Low back pain is not only a problem most people have at some point in life, but also the leading cause of disability in the U.S. Whether it is a sharp spasm from lifting something heavy or a daily constant ache, there are various treatments available to relieve your pain. Jessica Ryder PT, DPT, cert VRS, with Renown Health Outpatient Therapy, explains some common causes of this pain, how to treat it and ways to prevent pain flare-ups.
It’s important to realize most cases of low back pain are short term. Frequently lasting only a few days or weeks. In general these cases leave no long-term damage to the spine, muscles, discs or nerves. “However, it can become episodic or chronic (lasting longer than 12 weeks) if it is not properly understood or managed by the individual, ” cautions Ryder.
Causes of Pain
Specifically back discomfort can be related to:
- Wear and tear on the spine due to age or poor movement patterns
- Injury to spinal discs
- Sprains (overstretching or tearing of ligaments) and strains (tears in tendons or muscles)
- Irregularities of the spine present at birth (example: scoliosis)Notably the above issues may result in a “pinched nerve” or sciatica, causing pain to extend down the leg.
Risk Factors for Pain
In particular, your chance of developing low back pain increases with the risk factors below:
- Being overweight
- Low fitness level or occasional physical activity (“weekend warrior”)
- Family history
- Poor posture
- Jobs requiring heavy physical work (landscaping, plumbers, construction, etc.)
Treating the Pain
“The presence of pain can be frightening and often keeps us from moving. However, frequent, pain-free movement is key to recovering from an episode,” says Ryder.
“Gentle stretching and walking should be started as soon as possible after an injury or flare up,” Ryder suggests. “If you exercise regularly, keep up with your routine, but be aware of how you feel and make modifications to keep irritation to a minimum.”
Ice or Heat
“Ice and heat can both aid recovery and may be used as needed,” she says.
“Above all, if pain lasts beyond a few days, seek a referral to physical therapy for further evaluation. Then an individualized plan of care can be established for you,” recommends Ryder.
Preventing Pain with Lifestyle Changes
Although low back pain is a common complaint, Ryder says it can be prevented by:

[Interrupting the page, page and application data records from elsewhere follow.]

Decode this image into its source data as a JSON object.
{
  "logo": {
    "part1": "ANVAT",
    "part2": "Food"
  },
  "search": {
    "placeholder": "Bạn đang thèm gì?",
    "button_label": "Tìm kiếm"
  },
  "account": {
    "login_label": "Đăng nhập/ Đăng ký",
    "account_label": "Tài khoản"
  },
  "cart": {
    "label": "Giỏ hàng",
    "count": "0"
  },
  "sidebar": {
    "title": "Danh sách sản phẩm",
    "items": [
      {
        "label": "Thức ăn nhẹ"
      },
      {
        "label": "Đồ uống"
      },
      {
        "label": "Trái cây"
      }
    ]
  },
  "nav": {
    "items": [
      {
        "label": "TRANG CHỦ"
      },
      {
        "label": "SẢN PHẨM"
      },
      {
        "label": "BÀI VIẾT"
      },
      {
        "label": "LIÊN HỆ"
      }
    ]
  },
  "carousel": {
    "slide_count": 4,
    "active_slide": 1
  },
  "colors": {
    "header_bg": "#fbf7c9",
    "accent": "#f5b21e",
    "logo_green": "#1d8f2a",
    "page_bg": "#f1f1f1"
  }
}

- Maintaining a healthy body weight
- Moving well and moving often
- Avoid sitting for a long time
- Change positions often
- Get regular exercise. Consistency is the key, so be sure to pick a form of exercise you find enjoyable and motivating!
- Optimizing the ergonomics of your work station
- Using proper lifting techniques. But if you are not sure how to properly lift, seek skilled guidance through physical therapy or a personal trainer.
- Avoiding tasks requiring repetitive bending and twisting (like shoveling snow)
Related: Get Moving: How to Exercise with Arthritis